An electrical cell is essentially two metals which sandwich an electrolyte (a liquid with free moving ions). If you connect more than one cell, you create a battery.

The tables below show typical metals and electrolytes used in some cells. Primary cells are used in standard batteries. The chemical reaction which takes place within is one way, meaning that when the chemicals are used up, the battery ceases to provide electricity.

Batteries which use secondary cells are rechargeable because the reaction is reversible. If the potential difference is applied to the battery from an external source, the reaction runs in reverse, recharging the battery.

Primary Cells

Example Cathode (−) Electrolyte Anode (+)
voltaic pile
(1799)
zinc
(Zn)
brine
(saltwater)
copper
(Cu)
daniell cell
(1836)
zinc
(Zn)
zinc sulphate (ZnSO4)
copper sulfate (CuSO4)
copper
(Cu)
leclanché cell
(1866)
zinc
(Zn)
ammonium chloride
(NH4Cl)
manganese dioxide
(MnO2)
dry cell zinc
(Zn)
manganese dioxide
(MnO2)
carbon
(C)
lemon zinc
(Zn)
citric acid
(C6H8O7)
copper
(Cu)

Secondary Cells

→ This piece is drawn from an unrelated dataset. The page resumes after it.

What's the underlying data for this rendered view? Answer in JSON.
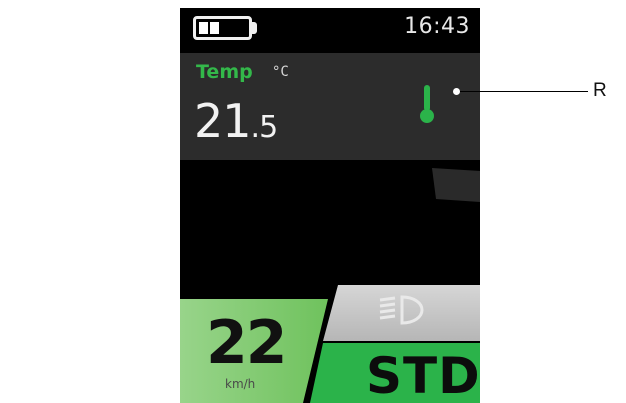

Example Cathode (−) Electrolyte Anode (+)
lead acid lead
(Pb)
sulfuric acid
(H2SO4)
lead oxide
(PbO2)
Ni-cad nickel hydroxide
(Ni(OH)2)
potassium hydroxide
(KOH)
cadmium hydroxide
(Cd(OH)2)
nickel metal hydride nickel
(Ni)
potassium hydroxide
(KOH)
intermetallic compounds